Battery life is certainly the S41’s weakest trait, and cripples what would otherwise be a pretty good device. During testing I got around 2 hours of real world use (Vye says the battery is good for 3.6 hours). My usage was primarily using the web browser with Wifi on and other unused hardware features turned off. The unit works well for walking around the house and doing work away from a desk, but 2 hours isn’t enough battery life if you need to be away from a power outlet. Stability of the machine was good, I never had any issues with Vista, and never needed to restart for errors or other strange behavior. One thing that did happen was lots of Firefox crashing. I read an article recently over at JKotR that mentioned Firefox 3 having some issues with tablet PCs and this may be related. The S41 has a fan behind vents on the left side, and passive air intake on the bottom and right side above the DVD player. The majority of the time the fan is blowing out cool air which allows me to assume that the cooling is fairy efficient. The bottom of the unit does get warm like most other laptops, especially when the DVD playing is running, but it is not discomforting while the device is sitting on your lap. An software option called “Silent Mode inch turns the already fairly quiet fan down to an even lower level. This will of course cause the S41 to heat up more, but it will save a bit of battery life and make the unit more quiet. Be careful how long you leave silent mode on though, as heat build up is never good for UMPCs. There is occasionally a lot of audible clicking from the HDD, and this is another thing that seems to be caused by Vista.

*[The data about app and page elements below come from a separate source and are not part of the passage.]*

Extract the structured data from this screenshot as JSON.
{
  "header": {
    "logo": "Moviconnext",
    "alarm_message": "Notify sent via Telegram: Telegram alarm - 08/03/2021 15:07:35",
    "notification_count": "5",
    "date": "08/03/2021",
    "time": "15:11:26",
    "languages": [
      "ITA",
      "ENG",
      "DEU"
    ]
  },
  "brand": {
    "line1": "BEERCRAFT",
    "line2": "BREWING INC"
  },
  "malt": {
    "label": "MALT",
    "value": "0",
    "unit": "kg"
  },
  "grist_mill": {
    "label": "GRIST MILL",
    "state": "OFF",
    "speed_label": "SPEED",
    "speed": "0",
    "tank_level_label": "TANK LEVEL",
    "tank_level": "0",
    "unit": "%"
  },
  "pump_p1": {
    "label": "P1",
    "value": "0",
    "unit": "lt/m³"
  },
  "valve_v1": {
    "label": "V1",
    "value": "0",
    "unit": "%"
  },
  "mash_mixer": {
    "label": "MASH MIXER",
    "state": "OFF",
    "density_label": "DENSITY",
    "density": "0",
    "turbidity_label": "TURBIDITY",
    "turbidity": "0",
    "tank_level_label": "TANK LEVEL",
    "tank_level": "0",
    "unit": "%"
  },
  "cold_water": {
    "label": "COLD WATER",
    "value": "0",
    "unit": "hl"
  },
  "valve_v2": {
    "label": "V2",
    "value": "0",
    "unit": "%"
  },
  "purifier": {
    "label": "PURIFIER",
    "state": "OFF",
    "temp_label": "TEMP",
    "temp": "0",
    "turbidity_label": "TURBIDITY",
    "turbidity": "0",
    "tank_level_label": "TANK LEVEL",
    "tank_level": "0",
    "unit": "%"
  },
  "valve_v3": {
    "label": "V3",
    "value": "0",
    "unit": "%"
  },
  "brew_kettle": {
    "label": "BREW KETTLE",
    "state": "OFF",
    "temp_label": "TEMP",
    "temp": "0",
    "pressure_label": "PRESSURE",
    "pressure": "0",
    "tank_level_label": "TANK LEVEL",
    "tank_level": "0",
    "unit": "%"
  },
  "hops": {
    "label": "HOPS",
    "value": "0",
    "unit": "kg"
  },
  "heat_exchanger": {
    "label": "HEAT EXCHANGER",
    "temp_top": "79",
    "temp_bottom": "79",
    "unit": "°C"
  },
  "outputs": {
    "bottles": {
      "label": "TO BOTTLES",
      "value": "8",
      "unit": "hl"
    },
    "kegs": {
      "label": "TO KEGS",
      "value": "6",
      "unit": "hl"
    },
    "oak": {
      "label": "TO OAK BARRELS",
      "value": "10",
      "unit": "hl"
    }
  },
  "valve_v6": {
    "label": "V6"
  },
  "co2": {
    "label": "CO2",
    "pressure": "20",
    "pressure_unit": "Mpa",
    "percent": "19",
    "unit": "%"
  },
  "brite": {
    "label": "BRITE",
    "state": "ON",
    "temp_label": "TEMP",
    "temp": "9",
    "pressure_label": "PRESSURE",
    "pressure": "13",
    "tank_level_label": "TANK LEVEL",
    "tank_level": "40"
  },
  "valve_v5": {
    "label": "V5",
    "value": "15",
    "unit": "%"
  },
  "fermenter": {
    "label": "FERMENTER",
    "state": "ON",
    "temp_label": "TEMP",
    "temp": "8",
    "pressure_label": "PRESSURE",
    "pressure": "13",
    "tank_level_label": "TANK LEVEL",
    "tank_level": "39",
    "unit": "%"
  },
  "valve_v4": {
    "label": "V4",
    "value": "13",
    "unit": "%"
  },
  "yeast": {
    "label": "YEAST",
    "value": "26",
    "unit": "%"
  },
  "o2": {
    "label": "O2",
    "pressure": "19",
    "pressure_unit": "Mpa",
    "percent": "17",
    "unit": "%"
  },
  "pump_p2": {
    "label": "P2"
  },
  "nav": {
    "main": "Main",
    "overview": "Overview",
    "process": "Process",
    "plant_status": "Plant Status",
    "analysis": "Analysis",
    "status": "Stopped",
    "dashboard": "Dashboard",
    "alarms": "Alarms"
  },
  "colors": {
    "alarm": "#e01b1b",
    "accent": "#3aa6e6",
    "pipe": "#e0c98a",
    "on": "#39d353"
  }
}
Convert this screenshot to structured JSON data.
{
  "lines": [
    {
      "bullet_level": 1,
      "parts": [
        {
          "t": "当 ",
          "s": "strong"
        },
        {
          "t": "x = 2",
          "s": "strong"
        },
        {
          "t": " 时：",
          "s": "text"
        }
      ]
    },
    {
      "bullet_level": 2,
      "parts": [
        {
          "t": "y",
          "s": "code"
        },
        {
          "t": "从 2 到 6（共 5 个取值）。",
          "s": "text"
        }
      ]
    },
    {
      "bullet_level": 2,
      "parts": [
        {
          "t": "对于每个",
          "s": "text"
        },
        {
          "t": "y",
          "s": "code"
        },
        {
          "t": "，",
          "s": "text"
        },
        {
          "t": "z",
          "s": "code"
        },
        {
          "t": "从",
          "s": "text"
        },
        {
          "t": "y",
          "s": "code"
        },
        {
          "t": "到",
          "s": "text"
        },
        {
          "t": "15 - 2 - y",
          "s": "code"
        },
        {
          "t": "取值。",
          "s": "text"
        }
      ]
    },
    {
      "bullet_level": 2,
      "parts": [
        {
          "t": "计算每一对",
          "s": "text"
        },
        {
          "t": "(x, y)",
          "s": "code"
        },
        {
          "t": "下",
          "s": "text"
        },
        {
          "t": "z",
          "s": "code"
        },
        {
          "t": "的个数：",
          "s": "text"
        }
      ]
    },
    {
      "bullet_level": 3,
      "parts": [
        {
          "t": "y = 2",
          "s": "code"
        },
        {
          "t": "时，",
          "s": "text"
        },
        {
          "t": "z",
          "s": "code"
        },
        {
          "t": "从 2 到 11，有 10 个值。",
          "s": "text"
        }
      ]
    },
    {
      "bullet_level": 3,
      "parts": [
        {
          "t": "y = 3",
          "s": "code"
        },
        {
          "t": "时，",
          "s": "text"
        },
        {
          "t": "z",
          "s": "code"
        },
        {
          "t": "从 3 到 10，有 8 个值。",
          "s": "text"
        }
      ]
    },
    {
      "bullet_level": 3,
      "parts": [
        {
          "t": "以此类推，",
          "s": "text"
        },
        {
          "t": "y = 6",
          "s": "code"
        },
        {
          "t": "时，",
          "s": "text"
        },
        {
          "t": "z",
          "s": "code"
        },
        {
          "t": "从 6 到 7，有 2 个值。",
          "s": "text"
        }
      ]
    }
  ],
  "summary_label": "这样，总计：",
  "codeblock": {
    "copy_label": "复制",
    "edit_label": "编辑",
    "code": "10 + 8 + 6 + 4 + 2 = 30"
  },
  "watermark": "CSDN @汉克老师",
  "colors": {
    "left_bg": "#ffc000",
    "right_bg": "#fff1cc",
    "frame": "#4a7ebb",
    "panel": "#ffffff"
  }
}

The included soft case that came with the S41 does a good job at protecting the unit from scratches and other damage that might result from accidents during travel. The case is black and very low key in its style. It doesn’t draw attention to itself and doesn’t have many facets except for the velcro-closed stylus sleeve and the a Vye logo tag. The stitching looks even and accurate all the way around. The rather generic soft case, which latches with velcro, adds a minimal amount of value to the S41, but will be certainly appreciated by those who need to take the unit with them when they travel. There aren’t very many other accessories available for the S41 aside from the 6-cell battery which Vye sells directly for $162 USD.
Unfortunately the S41 has already succumb to the competition. There are cheaper netbooks out there now that are just as powerful, if not more so, and get better battery life. But perhaps if you look at the S41 as the only computer of it size to function as a tablet PC, and somehow still manage to fit a DVD player inside, then maybe you could justify buying this fairly expensive device. The S41 sells direct from Vye for $1499 or through Dynamism for $1379 USD. If battery life were not an issue, the Vye S41 would work well as a secondary mobile computer to compliment a larger, more powerful desktop or laptop. The 6 cell battery may make this mini-tablet a more viable device, but in my opinion you should hang on and keep an eye on ultra mobile PC Portal for the next generation of this laptop, the SX3.
Feel free to call this review officially late as Jenn from Pocketables already has a review of the SC3 up! The SC3 is the sister device of the next-gen S41. And don’t miss all the SC3 coverage right here on ultra mobile PC Portal.